» **Brief**: In the entries below, find every line with the string "Room" and copy it.

BEGIN Source material

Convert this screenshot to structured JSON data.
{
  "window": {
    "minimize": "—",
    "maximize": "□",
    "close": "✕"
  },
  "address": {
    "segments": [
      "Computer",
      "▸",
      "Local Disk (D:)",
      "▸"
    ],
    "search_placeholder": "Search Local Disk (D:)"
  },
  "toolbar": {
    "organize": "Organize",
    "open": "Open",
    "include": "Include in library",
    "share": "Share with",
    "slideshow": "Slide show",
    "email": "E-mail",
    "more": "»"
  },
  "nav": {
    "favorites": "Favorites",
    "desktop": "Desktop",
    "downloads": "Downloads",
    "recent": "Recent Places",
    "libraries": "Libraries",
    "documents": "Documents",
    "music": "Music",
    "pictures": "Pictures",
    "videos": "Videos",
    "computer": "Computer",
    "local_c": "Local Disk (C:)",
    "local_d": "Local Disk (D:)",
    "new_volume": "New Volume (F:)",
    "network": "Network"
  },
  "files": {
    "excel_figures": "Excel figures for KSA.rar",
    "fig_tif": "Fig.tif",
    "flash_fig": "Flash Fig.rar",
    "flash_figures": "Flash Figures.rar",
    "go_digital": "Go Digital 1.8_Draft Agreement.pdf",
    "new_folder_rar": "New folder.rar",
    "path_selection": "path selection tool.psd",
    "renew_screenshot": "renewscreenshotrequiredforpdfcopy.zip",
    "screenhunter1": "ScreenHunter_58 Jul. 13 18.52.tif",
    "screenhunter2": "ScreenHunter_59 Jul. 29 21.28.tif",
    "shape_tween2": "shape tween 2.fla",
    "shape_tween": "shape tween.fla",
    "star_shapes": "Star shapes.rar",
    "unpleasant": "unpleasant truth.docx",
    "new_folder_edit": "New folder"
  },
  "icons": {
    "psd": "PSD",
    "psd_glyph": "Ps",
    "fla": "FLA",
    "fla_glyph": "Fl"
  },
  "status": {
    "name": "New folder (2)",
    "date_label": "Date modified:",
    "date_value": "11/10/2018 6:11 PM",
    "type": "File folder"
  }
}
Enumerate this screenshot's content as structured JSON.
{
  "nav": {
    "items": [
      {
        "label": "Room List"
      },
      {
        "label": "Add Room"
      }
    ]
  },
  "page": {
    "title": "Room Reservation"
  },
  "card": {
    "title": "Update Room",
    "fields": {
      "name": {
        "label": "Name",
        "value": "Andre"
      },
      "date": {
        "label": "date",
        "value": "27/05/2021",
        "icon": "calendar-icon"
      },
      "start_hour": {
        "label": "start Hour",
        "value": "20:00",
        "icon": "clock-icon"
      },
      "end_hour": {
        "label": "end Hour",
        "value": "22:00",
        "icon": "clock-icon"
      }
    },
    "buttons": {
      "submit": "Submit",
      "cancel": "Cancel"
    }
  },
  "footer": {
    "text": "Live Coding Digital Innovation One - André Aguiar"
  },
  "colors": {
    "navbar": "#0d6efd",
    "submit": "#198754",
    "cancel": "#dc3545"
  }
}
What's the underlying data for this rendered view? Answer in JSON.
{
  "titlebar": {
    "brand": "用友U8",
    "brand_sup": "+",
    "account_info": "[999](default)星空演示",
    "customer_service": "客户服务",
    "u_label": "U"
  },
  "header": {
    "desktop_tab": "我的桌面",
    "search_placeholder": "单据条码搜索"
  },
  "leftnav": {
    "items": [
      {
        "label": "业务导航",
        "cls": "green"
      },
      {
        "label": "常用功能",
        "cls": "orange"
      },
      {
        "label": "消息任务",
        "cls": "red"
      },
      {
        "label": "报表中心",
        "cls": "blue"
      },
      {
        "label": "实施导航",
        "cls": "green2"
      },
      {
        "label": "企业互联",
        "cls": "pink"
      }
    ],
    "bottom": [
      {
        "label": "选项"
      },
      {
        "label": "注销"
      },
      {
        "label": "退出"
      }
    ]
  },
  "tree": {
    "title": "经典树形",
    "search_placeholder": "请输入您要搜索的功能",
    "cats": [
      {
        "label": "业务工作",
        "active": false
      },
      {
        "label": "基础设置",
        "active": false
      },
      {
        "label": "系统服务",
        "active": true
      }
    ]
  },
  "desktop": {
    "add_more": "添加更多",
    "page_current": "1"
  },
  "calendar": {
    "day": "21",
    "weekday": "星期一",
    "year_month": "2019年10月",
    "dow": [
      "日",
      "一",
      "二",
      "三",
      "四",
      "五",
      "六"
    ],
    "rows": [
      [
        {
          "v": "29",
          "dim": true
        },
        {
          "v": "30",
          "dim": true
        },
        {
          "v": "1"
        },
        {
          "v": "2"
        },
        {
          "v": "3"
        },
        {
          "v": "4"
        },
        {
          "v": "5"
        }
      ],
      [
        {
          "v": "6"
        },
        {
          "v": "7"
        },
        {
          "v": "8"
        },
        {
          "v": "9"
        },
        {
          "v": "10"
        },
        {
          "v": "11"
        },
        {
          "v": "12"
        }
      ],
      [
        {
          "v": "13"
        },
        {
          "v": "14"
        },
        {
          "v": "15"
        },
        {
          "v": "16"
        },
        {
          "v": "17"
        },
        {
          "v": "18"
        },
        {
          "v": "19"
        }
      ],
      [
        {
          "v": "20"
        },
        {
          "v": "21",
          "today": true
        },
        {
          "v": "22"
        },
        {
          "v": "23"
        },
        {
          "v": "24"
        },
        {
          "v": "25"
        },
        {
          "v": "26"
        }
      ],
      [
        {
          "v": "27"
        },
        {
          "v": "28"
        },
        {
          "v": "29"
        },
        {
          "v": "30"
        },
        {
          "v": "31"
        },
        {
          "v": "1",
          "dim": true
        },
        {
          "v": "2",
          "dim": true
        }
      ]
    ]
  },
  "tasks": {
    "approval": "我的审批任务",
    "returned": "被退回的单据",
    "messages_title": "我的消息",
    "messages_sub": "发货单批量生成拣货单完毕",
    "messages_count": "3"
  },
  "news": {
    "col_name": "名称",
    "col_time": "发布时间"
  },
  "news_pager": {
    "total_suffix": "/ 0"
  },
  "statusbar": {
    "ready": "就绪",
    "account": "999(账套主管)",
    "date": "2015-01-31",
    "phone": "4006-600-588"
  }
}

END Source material

» **Solution to the exercise**:
        "label": "Room List"
        "label": "Add Room"
    "title": "Room Reservation"
    "title": "Update Room",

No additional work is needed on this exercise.